As we approached the wall in the car we’d hired for the day, their cameras shot out. The Great Wall was barely visible on the mountaintops covered in a thick smoggy mist, yet they took photo after photo as I had when I first caught glance of the ancient wall during my July 2009 trip.

Mutianyu was split into two sections – a westward winding uphill path that led to a peak tower great for photos, and a calmer, gently rolling eastward path to a chairlift to the mountain’s base. Mike and I scaled the heights to the peak tower before meeting our mom and making the 1.4-mile walk to the section’s exit.

After we’d seen all the major sights, I decided it was time to introduce mom and Mike to Beijing’s bootleg shopping scene – the Silk Market. Earlier in the week, I took my brother to a local tailor to have a suit made, since I’d promised but failed to get him a fake Armani suit last summer. Having had a suit made for myself last fall, I decided a suit tailored for a Taylor was more appropriate. The price wasn’t bad either – 700 kuai (about $100).

Even so, Mike wanted to pick up a few other things – shoes, slacks and shirts to name a few.

He especially liked bargaining and the comments from the market vendors (“Hey sexy man, you want shirt? Jeans?”). After giving him a few bargaining pointers I set him free. While a bit slow, he eventually caught on and successfully bargained the price for two pairs of shoes down from 4500 kuai ($642) to about 350 ($50). He had the biggest grin on his face when the vendor agreed to his final price. He had played the bargaining game and won a really cool prize.

Mom wasn’t too keen on the bargaining process. “It’s too stressful. I’d rather just pay a set price,” she complained.

“You can pay set prices back home. This is why China is fun,” I said.

A few times I had to slap the calculator used during price negotiations out of my mom’s hands because her offer was close in price to what the vendors were asking. She, too, learned quickly.

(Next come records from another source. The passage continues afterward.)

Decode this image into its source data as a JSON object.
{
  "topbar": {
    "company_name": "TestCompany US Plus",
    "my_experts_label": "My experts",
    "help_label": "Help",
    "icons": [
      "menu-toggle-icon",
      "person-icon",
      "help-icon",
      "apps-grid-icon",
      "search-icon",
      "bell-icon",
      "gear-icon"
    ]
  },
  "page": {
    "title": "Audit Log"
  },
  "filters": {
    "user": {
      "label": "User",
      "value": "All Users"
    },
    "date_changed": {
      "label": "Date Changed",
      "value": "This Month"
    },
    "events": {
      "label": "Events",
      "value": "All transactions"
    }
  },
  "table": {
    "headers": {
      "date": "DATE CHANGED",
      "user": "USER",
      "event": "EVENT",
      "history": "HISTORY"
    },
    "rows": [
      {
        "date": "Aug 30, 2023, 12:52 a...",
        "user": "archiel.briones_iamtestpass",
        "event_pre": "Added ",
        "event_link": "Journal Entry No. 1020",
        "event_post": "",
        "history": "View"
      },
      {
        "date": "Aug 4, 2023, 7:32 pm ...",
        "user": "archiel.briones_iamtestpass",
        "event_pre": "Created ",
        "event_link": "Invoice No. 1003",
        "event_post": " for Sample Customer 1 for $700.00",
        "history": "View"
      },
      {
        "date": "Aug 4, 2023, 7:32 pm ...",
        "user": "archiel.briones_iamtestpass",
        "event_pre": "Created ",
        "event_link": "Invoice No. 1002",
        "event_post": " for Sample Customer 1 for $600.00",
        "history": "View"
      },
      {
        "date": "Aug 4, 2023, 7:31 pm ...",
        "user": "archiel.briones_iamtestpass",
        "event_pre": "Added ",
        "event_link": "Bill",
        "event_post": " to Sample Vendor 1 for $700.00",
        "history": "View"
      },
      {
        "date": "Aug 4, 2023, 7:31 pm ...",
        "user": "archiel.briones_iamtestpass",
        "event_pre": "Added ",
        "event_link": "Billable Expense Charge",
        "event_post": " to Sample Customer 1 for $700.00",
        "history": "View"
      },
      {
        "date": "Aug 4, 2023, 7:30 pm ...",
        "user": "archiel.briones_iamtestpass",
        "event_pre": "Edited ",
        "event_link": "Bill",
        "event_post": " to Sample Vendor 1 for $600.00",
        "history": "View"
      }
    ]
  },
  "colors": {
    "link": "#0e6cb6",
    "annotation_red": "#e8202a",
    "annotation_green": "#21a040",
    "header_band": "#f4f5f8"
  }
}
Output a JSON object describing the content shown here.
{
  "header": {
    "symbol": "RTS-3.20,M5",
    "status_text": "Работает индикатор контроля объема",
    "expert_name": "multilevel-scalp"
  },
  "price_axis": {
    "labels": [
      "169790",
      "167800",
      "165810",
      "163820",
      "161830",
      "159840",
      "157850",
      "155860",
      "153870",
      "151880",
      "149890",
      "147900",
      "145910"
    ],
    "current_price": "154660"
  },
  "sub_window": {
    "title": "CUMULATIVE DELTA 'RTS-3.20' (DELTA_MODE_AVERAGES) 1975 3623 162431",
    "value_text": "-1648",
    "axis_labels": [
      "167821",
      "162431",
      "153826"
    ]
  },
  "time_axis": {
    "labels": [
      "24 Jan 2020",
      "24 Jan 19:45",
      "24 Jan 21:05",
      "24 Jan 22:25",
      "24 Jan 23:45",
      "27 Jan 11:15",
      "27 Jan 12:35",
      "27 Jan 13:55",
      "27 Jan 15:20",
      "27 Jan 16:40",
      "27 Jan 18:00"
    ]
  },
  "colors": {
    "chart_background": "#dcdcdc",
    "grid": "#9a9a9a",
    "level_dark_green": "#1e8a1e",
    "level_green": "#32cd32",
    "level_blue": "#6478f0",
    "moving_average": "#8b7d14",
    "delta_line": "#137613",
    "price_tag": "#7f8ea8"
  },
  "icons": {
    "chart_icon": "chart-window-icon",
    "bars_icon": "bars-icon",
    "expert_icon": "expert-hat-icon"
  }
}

Showing my mom and brother around brought back the excitement I’d felt during my first few months in China. I still enjoy living in Beijing, but I’ve grown so used to certain aspects of China that they all seem to mundane now. The visit from my mom and Mike renewed that joy, and brought the warm feelings I’ve always felt from being around my family.